The MEA has the advantage to directly record spiking activity of RGCs with high temporal resolution as well as to record over a long period of time (since there is no photobleaching caused by the laser), yet, its spatial resolution is fairly low compared to two-photon imaging. Also, identifying specific cell types is more challenging, however, recording activity over a long duration enables to identify RGC receptive fields (RFs), i.e., the sensory space that can elicit neuronal responses when stimulated. These RFs provide important information about RGC spatial-temporal features.
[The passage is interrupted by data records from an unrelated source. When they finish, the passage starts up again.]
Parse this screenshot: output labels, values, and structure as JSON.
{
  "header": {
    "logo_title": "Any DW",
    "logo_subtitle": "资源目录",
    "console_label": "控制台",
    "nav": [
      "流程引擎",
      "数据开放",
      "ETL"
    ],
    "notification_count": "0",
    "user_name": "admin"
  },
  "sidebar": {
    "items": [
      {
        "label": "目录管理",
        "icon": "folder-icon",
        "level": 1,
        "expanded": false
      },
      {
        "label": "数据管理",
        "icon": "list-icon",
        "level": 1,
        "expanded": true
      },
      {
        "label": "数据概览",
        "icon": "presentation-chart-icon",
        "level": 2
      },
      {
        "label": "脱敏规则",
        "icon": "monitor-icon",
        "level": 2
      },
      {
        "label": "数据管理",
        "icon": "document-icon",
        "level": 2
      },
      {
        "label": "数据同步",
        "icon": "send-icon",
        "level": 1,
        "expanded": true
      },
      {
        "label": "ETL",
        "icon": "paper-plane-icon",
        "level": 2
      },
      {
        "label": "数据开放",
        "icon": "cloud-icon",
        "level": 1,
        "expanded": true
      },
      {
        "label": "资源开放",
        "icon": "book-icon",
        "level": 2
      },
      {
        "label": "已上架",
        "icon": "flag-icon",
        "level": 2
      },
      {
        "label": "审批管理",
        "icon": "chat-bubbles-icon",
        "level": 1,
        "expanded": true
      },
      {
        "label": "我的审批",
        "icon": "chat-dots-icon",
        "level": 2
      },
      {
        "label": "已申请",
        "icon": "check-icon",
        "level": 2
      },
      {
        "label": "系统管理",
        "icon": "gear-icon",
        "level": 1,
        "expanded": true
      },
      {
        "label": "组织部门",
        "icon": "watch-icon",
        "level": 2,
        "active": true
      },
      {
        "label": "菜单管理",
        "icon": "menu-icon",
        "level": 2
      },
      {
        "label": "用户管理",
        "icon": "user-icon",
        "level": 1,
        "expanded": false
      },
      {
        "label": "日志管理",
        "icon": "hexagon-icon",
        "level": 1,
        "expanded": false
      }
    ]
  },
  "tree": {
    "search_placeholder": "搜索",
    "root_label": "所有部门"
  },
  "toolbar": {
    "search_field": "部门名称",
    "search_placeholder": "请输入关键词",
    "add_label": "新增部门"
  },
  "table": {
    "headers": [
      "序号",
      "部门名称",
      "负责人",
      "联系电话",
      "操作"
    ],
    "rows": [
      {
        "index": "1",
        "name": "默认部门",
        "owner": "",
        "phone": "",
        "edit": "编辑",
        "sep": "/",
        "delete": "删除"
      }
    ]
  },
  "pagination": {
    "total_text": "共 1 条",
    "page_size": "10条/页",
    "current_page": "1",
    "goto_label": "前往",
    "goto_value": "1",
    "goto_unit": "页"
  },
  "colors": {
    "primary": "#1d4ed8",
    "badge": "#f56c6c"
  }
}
Since estimating RFs is difficult with two-photon imaging due to the limited recording time, combining these two datasets, will help us to obtain valuable insights about the temporal-spatial features of the effect on NO-induced cGMP modulation in RGCs.
One highlight of my research stay in Paris was that we recorded from mouse lemur retinae. Close to Paris, there is a mouse lemur colony, which has been able to breed them since the 70s. The special aspect about mouse lemurs is that they are the smallest living primates with a total body size of less than 27cm.
The working environment in the lab of Olivier Marre was very vivid and enabled a productive exchange of knowledge. I received a lot of useful input regarding my project and was supported in any possible way. Additionally, I have been able to further develop and improve my analytical and quantitative skills.
Aside the research in the lab, I could enjoy all facets of Paris by visiting many of its museums such as the L’Orangerie and Grande Galerie de l’Évolution. Also, I could learn and practice a little French.
I would like to thank the GRK 2381 for providing financial support for my research stay in the beautiful city of Paris.
Research Stay Montpellier, France 2021
Doctoral Fellow: Philine Marchetta (1st Cohort)
From September to December 2021, I had the pleasure to work in the laboratory of Prof. Dr. Jean-Luc Puel at the Institute of Neuroscience in Montpellier. Prof. Puel leads the research team "Audition", which among others deals with the logic of sound coding.
One of the mouse models I used during my PhD is the BdnfPax2 KO mouse, which has normal "basic auditory function" but reduced precise temporal auditory resolution that affects cognition and behavior (Eckert, Marchetta et al. 2021, Front. Mol. Neurosc.). My aim was to determine the (dys)function of afferent auditory nerve fibers (ANFs) in these animals, which represent the first postsynaptic contact to sensory hair cells in the cochlea, the inner hair cells. These ANFs can be classified in fibers with a high spontaneous firing rate that have a low detection threshold and others with a low spontaneous firing rate and a high threshold – both of them are important for sound coding of the entire dynamic range. While single ANF recording is very complicated in mice and also too invasive for non-final experiments, the Puel-lab constructed a good alternative. Here the neuronal activity was measured at the round window of the cochlea as a peri-stimulus time response (PSTR) (Huet et al. 2022, J. Neurosci). With the help of Dr. Jérôme Bourien and Dr. Artem Diuba, I improved my round-window-surgery skills in mice, learned how to set the measurement parameters to measure PSTR and did the corresponding data analysis in MatLab.
With the PSTR, I learned a valuable technique, which I am now establishing in our lab in Tübingen. In addition, good scientific contacts were made with Montpellier, and of course I enjoyed the beautiful Camargue and learned a little French on the side.
I would like to thank the GRK 2381 for providing financial support for this research stay.